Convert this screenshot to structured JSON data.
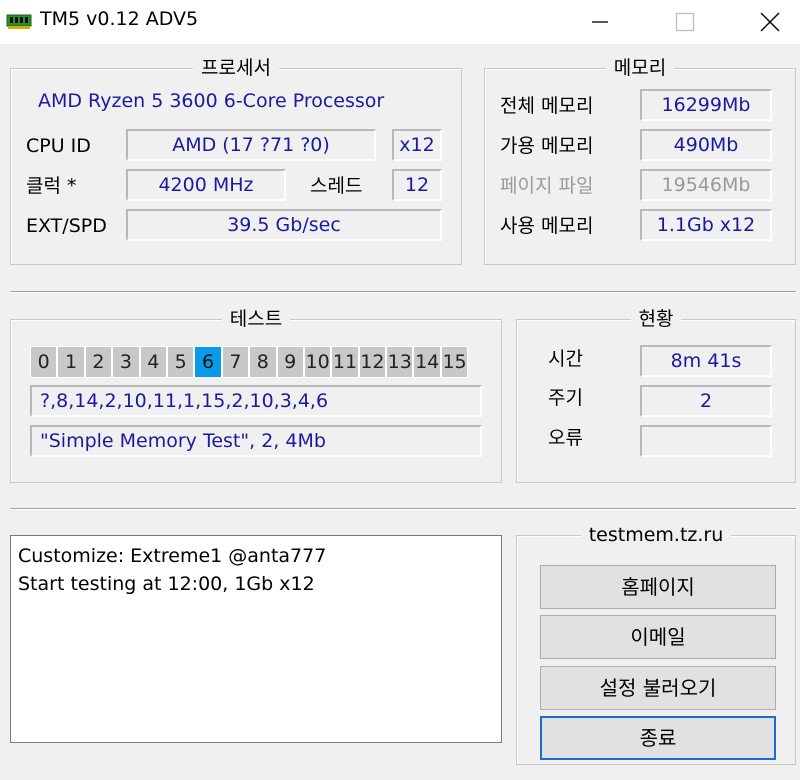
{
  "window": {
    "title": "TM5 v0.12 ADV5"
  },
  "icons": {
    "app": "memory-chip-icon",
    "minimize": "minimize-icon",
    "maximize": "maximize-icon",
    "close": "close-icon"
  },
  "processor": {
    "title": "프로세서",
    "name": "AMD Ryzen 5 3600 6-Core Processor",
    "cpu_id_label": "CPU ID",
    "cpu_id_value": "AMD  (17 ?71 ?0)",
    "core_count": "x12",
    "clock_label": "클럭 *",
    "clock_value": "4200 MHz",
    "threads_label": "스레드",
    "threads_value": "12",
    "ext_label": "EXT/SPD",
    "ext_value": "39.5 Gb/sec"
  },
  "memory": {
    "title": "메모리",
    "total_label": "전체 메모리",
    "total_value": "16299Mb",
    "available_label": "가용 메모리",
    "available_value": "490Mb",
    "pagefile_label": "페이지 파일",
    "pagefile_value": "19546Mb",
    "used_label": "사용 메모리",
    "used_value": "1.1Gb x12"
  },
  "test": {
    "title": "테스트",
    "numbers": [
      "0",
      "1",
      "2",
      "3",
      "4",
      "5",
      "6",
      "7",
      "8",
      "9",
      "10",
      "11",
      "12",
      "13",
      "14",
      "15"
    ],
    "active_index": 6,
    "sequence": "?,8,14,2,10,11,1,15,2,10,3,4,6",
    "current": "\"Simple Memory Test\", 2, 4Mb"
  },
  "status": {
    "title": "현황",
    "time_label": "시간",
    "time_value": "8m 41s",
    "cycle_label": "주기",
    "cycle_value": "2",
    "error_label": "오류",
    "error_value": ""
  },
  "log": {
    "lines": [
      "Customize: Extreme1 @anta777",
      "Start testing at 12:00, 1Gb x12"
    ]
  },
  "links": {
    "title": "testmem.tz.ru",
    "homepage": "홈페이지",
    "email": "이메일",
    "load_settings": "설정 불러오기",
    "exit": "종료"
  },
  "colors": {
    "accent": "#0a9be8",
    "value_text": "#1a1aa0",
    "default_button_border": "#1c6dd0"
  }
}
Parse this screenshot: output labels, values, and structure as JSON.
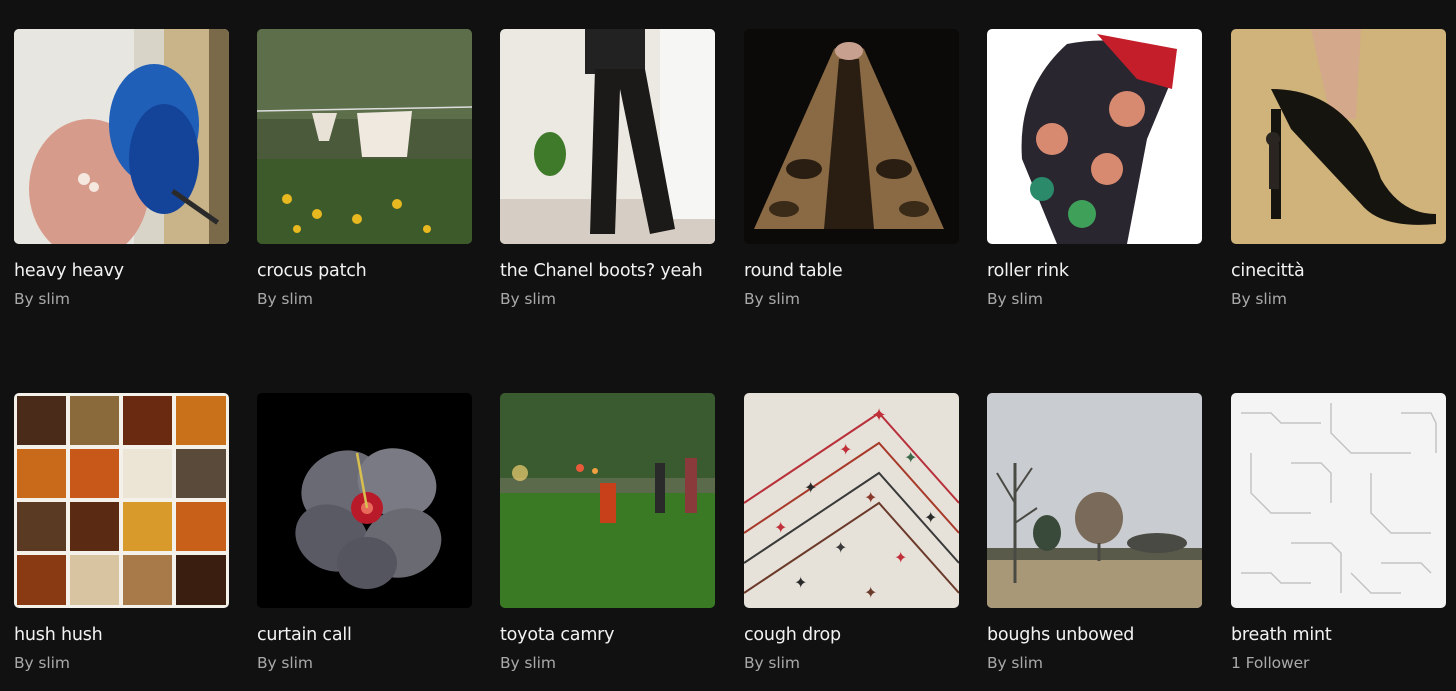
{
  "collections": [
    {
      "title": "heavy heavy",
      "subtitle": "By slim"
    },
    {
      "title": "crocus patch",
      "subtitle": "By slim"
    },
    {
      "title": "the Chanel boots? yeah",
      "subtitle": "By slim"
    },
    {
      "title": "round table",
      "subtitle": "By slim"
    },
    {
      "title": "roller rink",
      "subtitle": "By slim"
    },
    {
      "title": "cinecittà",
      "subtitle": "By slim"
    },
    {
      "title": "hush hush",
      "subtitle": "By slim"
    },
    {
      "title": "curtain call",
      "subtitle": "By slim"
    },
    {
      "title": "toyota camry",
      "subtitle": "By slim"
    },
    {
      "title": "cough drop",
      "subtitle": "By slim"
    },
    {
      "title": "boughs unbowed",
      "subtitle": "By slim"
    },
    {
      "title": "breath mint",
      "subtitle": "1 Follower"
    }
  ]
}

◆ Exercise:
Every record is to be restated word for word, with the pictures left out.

◆ Exercise solution:
Convert this screenshot to structured JSON data.
{
  "window": {
    "title": "TM5 v0.12 ADV5"
  },
  "icons": {
    "app": "memory-chip-icon",
    "minimize": "minimize-icon",
    "maximize": "maximize-icon",
    "close": "close-icon"
  },
  "processor": {
    "title": "프로세서",
    "name": "AMD Ryzen 5 3600 6-Core Processor",
    "cpu_id_label": "CPU ID",
    "cpu_id_value": "AMD  (17 ?71 ?0)",
    "core_count": "x12",
    "clock_label": "클럭 *",
    "clock_value": "4200 MHz",
    "threads_label": "스레드",
    "threads_value": "12",
    "ext_label": "EXT/SPD",
    "ext_value": "39.5 Gb/sec"
  },
  "memory": {
    "title": "메모리",
    "total_label": "전체 메모리",
    "total_value": "16299Mb",
    "available_label": "가용 메모리",
    "available_value": "490Mb",
    "pagefile_label": "페이지 파일",
    "pagefile_value": "19546Mb",
    "used_label": "사용 메모리",
    "used_value": "1.1Gb x12"
  },
  "test": {
    "title": "테스트",
    "numbers": [
      "0",
      "1",
      "2",
      "3",
      "4",
      "5",
      "6",
      "7",
      "8",
      "9",
      "10",
      "11",
      "12",
      "13",
      "14",
      "15"
    ],
    "active_index": 6,
    "sequence": "?,8,14,2,10,11,1,15,2,10,3,4,6",
    "current": "\"Simple Memory Test\", 2, 4Mb"
  },
  "status": {
    "title": "현황",
    "time_label": "시간",
    "time_value": "8m 41s",
    "cycle_label": "주기",
    "cycle_value": "2",
    "error_label": "오류",
    "error_value": ""
  },
  "log": {
    "lines": [
      "Customize: Extreme1 @anta777",
      "Start testing at 12:00, 1Gb x12"
    ]
  },
  "links": {
    "title": "testmem.tz.ru",
    "homepage": "홈페이지",
    "email": "이메일",
    "load_settings": "설정 불러오기",
    "exit": "종료"
  },
  "colors": {
    "accent": "#0a9be8",
    "value_text": "#1a1aa0",
    "default_button_border": "#1c6dd0"
  }
}
Parse this screenshot: output labels, values, and structure as JSON.
{
  "collections": [
    {
      "title": "heavy heavy",
      "subtitle": "By slim"
    },
    {
      "title": "crocus patch",
      "subtitle": "By slim"
    },
    {
      "title": "the Chanel boots? yeah",
      "subtitle": "By slim"
    },
    {
      "title": "round table",
      "subtitle": "By slim"
    },
    {
      "title": "roller rink",
      "subtitle": "By slim"
    },
    {
      "title": "cinecittà",
      "subtitle": "By slim"
    },
    {
      "title": "hush hush",
      "subtitle": "By slim"
    },
    {
      "title": "curtain call",
      "subtitle": "By slim"
    },
    {
      "title": "toyota camry",
      "subtitle": "By slim"
    },
    {
      "title": "cough drop",
      "subtitle": "By slim"
    },
    {
      "title": "boughs unbowed",
      "subtitle": "By slim"
    },
    {
      "title": "breath mint",
      "subtitle": "1 Follower"
    }
  ]
}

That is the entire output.